> [EXERCISE DESCRIPTION] Could you write out the line containing "Extract the structured" and all the lines below it in the data, exactly, through the final one and nothing else?

> [Data records for software interfaces]
>>>>

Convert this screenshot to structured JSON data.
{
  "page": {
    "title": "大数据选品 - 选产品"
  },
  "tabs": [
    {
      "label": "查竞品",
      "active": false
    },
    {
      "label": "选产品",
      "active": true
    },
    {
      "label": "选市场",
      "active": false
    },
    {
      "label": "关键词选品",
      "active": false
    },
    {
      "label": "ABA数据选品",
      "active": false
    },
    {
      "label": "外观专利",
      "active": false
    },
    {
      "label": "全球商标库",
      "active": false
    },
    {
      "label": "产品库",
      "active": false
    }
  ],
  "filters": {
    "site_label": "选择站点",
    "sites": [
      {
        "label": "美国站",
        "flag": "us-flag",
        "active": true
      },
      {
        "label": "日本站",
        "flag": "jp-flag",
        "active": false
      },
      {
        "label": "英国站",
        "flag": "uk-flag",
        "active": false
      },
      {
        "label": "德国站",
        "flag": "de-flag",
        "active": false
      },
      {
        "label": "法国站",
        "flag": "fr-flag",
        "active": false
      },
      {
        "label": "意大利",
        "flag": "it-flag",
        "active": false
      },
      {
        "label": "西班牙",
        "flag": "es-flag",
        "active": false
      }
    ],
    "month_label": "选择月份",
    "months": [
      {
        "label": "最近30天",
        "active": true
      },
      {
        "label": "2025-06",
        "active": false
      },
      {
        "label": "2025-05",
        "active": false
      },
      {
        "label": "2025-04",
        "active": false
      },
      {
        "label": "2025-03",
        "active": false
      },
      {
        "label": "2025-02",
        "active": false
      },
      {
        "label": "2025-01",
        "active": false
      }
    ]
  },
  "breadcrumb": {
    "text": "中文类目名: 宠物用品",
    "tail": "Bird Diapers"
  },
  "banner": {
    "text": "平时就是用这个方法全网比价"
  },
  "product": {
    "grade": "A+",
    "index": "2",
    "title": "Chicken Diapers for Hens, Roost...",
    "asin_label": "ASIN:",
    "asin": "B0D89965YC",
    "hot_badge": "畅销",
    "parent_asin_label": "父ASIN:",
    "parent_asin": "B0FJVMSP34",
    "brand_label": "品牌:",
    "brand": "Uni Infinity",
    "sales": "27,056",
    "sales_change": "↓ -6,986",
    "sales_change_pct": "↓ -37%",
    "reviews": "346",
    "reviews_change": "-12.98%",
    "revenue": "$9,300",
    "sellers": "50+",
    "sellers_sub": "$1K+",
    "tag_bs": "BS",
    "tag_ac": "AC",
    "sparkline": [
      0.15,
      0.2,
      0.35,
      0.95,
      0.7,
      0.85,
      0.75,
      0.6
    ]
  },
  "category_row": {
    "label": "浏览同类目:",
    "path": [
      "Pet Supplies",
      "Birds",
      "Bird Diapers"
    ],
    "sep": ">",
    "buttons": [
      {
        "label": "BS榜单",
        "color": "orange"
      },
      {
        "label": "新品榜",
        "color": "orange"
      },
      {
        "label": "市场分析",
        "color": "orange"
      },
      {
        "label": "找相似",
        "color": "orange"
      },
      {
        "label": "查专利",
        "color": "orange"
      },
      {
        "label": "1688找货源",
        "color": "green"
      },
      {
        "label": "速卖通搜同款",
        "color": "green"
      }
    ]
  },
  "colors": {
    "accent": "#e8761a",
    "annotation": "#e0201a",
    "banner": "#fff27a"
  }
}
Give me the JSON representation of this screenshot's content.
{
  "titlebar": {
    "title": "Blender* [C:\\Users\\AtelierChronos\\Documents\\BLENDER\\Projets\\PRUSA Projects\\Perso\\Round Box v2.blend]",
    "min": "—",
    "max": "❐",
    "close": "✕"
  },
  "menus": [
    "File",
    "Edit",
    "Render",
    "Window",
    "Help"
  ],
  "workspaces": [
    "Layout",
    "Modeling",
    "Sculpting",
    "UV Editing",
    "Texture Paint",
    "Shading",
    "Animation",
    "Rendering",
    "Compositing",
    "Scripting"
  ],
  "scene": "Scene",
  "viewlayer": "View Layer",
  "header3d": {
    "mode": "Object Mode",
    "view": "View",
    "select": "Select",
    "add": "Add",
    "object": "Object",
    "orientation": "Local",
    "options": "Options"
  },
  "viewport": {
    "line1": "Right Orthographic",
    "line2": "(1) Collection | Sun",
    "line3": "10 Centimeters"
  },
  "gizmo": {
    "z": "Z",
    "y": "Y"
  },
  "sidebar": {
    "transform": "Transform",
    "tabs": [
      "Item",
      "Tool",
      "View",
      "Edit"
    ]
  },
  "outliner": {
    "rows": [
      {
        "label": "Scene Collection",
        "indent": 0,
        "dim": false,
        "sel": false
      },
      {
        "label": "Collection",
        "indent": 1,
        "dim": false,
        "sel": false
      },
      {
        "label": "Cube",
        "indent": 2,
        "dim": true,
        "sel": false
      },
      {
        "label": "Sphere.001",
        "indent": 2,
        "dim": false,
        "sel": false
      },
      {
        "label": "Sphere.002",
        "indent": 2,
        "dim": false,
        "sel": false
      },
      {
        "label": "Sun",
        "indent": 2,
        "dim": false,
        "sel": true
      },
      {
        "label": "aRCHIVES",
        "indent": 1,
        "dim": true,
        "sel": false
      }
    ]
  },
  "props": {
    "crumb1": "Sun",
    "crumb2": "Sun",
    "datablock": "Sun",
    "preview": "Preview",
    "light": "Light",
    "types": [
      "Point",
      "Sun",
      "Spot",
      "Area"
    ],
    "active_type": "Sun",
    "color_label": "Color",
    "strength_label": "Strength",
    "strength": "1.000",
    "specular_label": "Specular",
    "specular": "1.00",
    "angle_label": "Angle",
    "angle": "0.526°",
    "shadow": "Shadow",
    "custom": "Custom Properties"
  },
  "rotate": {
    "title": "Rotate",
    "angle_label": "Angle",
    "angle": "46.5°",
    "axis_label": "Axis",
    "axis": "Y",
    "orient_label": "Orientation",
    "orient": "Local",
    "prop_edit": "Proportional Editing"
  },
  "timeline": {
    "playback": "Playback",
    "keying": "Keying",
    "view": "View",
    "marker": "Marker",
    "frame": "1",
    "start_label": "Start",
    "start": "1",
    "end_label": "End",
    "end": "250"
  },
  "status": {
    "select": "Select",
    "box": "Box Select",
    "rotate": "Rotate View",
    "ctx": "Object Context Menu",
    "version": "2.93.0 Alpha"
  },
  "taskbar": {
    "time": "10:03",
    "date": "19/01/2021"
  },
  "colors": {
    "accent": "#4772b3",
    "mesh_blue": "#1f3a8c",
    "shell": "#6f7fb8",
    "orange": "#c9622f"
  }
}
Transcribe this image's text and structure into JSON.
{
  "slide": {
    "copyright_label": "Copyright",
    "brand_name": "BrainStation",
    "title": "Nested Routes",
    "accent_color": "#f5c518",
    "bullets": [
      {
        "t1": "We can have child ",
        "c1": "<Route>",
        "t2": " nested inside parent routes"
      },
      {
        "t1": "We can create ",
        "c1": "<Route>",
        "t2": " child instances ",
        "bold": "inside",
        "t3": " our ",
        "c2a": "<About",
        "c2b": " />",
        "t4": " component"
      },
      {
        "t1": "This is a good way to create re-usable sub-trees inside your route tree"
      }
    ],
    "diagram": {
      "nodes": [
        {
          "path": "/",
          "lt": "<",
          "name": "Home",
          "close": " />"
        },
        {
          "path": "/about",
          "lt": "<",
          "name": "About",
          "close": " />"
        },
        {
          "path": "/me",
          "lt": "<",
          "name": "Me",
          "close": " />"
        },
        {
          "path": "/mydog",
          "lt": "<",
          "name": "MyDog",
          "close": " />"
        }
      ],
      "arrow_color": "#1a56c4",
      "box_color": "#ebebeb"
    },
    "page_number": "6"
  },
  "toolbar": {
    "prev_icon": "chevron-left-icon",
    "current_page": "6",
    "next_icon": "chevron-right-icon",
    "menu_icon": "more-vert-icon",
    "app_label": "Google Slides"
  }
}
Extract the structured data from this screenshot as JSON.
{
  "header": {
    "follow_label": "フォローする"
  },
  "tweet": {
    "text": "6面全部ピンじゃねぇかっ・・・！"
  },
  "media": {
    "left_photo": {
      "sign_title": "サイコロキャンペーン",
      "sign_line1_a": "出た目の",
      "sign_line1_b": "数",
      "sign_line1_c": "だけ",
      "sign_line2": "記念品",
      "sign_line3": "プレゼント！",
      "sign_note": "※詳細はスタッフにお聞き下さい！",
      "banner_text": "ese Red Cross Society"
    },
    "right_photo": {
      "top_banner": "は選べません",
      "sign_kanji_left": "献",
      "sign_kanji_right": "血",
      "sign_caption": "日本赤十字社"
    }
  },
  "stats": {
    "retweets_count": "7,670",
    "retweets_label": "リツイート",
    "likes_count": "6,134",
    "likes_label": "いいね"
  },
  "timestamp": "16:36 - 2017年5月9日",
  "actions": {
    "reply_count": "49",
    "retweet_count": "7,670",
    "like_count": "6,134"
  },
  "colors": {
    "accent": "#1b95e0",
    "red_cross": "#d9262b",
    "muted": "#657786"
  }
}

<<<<

> [ANSWER BELOW]
Extract the structured data from this screenshot as JSON.
{
  "header": {
    "follow_label": "フォローする"
  },
  "tweet": {
    "text": "6面全部ピンじゃねぇかっ・・・！"
  },
  "media": {
    "left_photo": {
      "sign_title": "サイコロキャンペーン",
      "sign_line1_a": "出た目の",
      "sign_line1_b": "数",
      "sign_line1_c": "だけ",
      "sign_line2": "記念品",
      "sign_line3": "プレゼント！",
      "sign_note": "※詳細はスタッフにお聞き下さい！",
      "banner_text": "ese Red Cross Society"
    },
    "right_photo": {
      "top_banner": "は選べません",
      "sign_kanji_left": "献",
      "sign_kanji_right": "血",
      "sign_caption": "日本赤十字社"
    }
  },
  "stats": {
    "retweets_count": "7,670",
    "retweets_label": "リツイート",
    "likes_count": "6,134",
    "likes_label": "いいね"
  },
  "timestamp": "16:36 - 2017年5月9日",
  "actions": {
    "reply_count": "49",
    "retweet_count": "7,670",
    "like_count": "6,134"
  },
  "colors": {
    "accent": "#1b95e0",
    "red_cross": "#d9262b",
    "muted": "#657786"
  }
}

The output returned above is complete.